In my previous work around queer identity and trauma I have discussed the way time, memory and subjectivity informs queer sexuality and trauma subject positions. Here i would like to reflect upon the subculture of lesbian art and its desire to create space for the erotics of community.
Ann Cvetkovich discusses affect and cultural production as reciperorical sites for creative responses and individualist approaches to trauma: ”I want to think about trauma as apart of the affective language that describes life under capitalism. I’m interested im how shock and injury are made socially meaningful, paradigmatic even, within cultural experience. I want to focus on how traumatic events refract outwards to produce all kinds of affective responses and not just clinical symptoms.” ( Cvetkovich, 19 )

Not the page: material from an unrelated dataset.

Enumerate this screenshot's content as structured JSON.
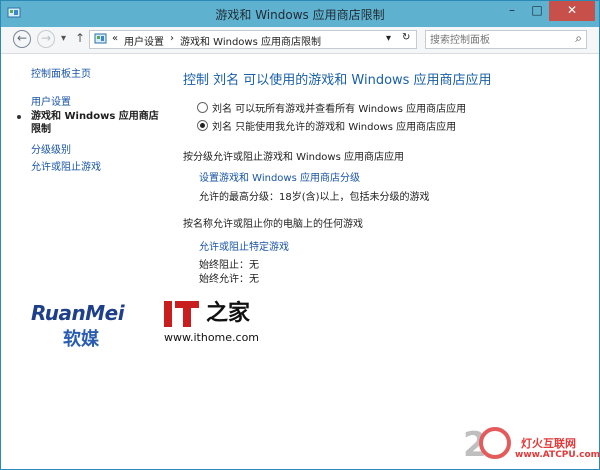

Through Cvetkovich’s theoretical lens of the everyday affective life of trauma, I want to expand my analysis of queer-trauma to discusses the public cultures that are created around traumatic events. How does trauma and queer sexuality intersect to create creative, constructive and engaging public cultures? What kinds of creative renderings speak to contemporary queer-trauma cultures?

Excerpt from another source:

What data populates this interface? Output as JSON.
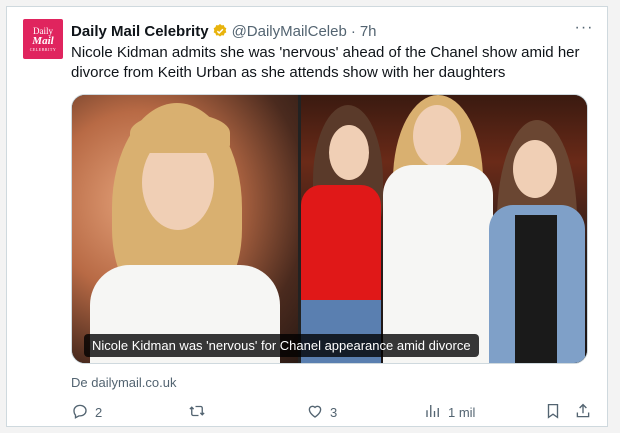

This past weekend I went to FAG ( The feminist Art Gallery ) owned and operated by two artists, queers and feminists, for the opening of Community Action Center ( CAC ) by A.K Burns and A.L Steiner. I wonder if there is an opportunity to explore the affective sub-culture of erotic-lesbiancentric art as it relates to trauma as a “social and cultural discourse” Cvetkovich, 18 )

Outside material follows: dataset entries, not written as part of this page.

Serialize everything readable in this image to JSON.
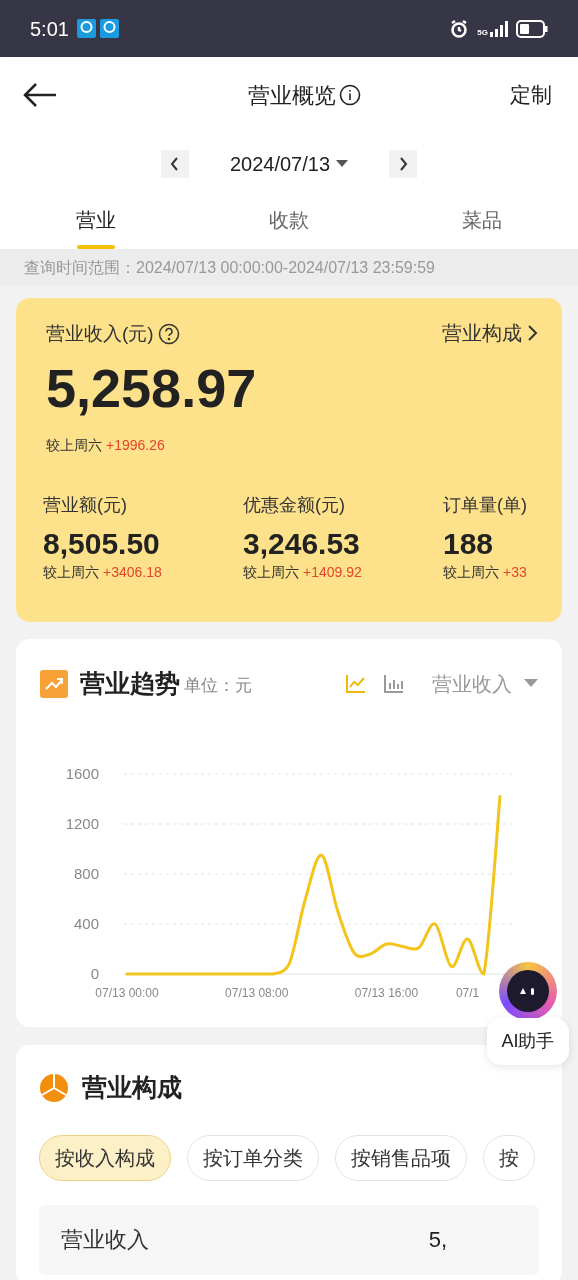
{
  "status_bar": {
    "time": "5:01",
    "network": "5G"
  },
  "header": {
    "title": "营业概览",
    "action": "定制"
  },
  "date_picker": {
    "date": "2024/07/13"
  },
  "tabs": [
    {
      "label": "营业",
      "selected": true
    },
    {
      "label": "收款",
      "selected": false
    },
    {
      "label": "菜品",
      "selected": false
    }
  ],
  "query_range": "查询时间范围：2024/07/13 00:00:00-2024/07/13 23:59:59",
  "summary": {
    "title": "营业收入(元)",
    "link": "营业构成",
    "value": "5,258.97",
    "compare_label": "较上周六",
    "compare_value": "+1996.26",
    "metrics": [
      {
        "label": "营业额(元)",
        "value": "8,505.50",
        "compare_label": "较上周六",
        "compare_value": "+3406.18"
      },
      {
        "label": "优惠金额(元)",
        "value": "3,246.53",
        "compare_label": "较上周六",
        "compare_value": "+1409.92"
      },
      {
        "label": "订单量(单)",
        "value": "188",
        "compare_label": "较上周六",
        "compare_value": "+33"
      }
    ]
  },
  "trend": {
    "title": "营业趋势",
    "unit": "单位：元",
    "chart_types": [
      {
        "kind": "line",
        "selected": true
      },
      {
        "kind": "bar",
        "selected": false
      }
    ],
    "chart_data": {
      "type": "line",
      "categories": [
        "07/13 00:00",
        null,
        null,
        null,
        null,
        null,
        null,
        null,
        "07/13 08:00",
        null,
        null,
        null,
        null,
        null,
        null,
        null,
        "07/13 16:00",
        null,
        null,
        null,
        null,
        "07/1",
        null,
        null
      ],
      "series": [
        {
          "name": "营业收入",
          "color": "#f2c41c",
          "values": [
            0,
            0,
            0,
            0,
            0,
            0,
            0,
            0,
            0,
            0,
            80,
            600,
            950,
            500,
            170,
            160,
            240,
            220,
            210,
            400,
            60,
            280,
            0,
            1420
          ]
        }
      ],
      "ylim": [
        0,
        1600
      ],
      "yticks": [
        0,
        400,
        800,
        1200,
        1600
      ],
      "grid": true
    }
  },
  "ai_button": {
    "label": "AI助手"
  },
  "composition": {
    "title": "营业构成",
    "filters": [
      {
        "label": "按收入构成",
        "selected": true
      },
      {
        "label": "按订单分类",
        "selected": false
      },
      {
        "label": "按销售品项",
        "selected": false
      },
      {
        "label": "按",
        "selected": false
      }
    ],
    "rows": [
      {
        "label": "营业收入",
        "value": "5,"
      }
    ]
  }
}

To contextualize CAC here is an excerpt from Artnet:
"CAC seethes with the hidden iconography of the lesbian-feminist underground. It’s visible in the cut-and-paste zine esthetic of the exhibition booklet, the onscreen cameo by poet and cult figure Eileen Myles, and the lovingly selected soundtrack, which ranges from neo-New York bands MEN and Light Asylum to all-girl Brit group Electrelane. In a statement, the artists describe the piece as “a small archive of an intergenerational community built on collaboration, friendship, sex and art.”
I believe this small archive of community collaboration is fundamental to the affect of trauma, ( with a small t ) as it relates to creative public cultures and feelings such as friendship, sex and art.
Sara Ahmed discuss how ” emotions work as a form of capital: affect does not reside positively as a sign or commodity, but it is produced only as an effect of its circulation.” ( Ahmed, 120 ) I would like to propose that Steiner and Burns’ film project CAC is a response to patriarchy, homonormativity and “the discreet lost spaces of homosocial configuration.” ( Burns and Steiner, 2011 ) I believe this reclamation of erotic space speaks up against the marginalization of queers and the hegemony of gay porn culture in a way that uses the reactive and creative site of trauma cultures to speak to the agency within the cultural “realness of homo-grown lesbian sexuality” (Burns and Steiner 2011)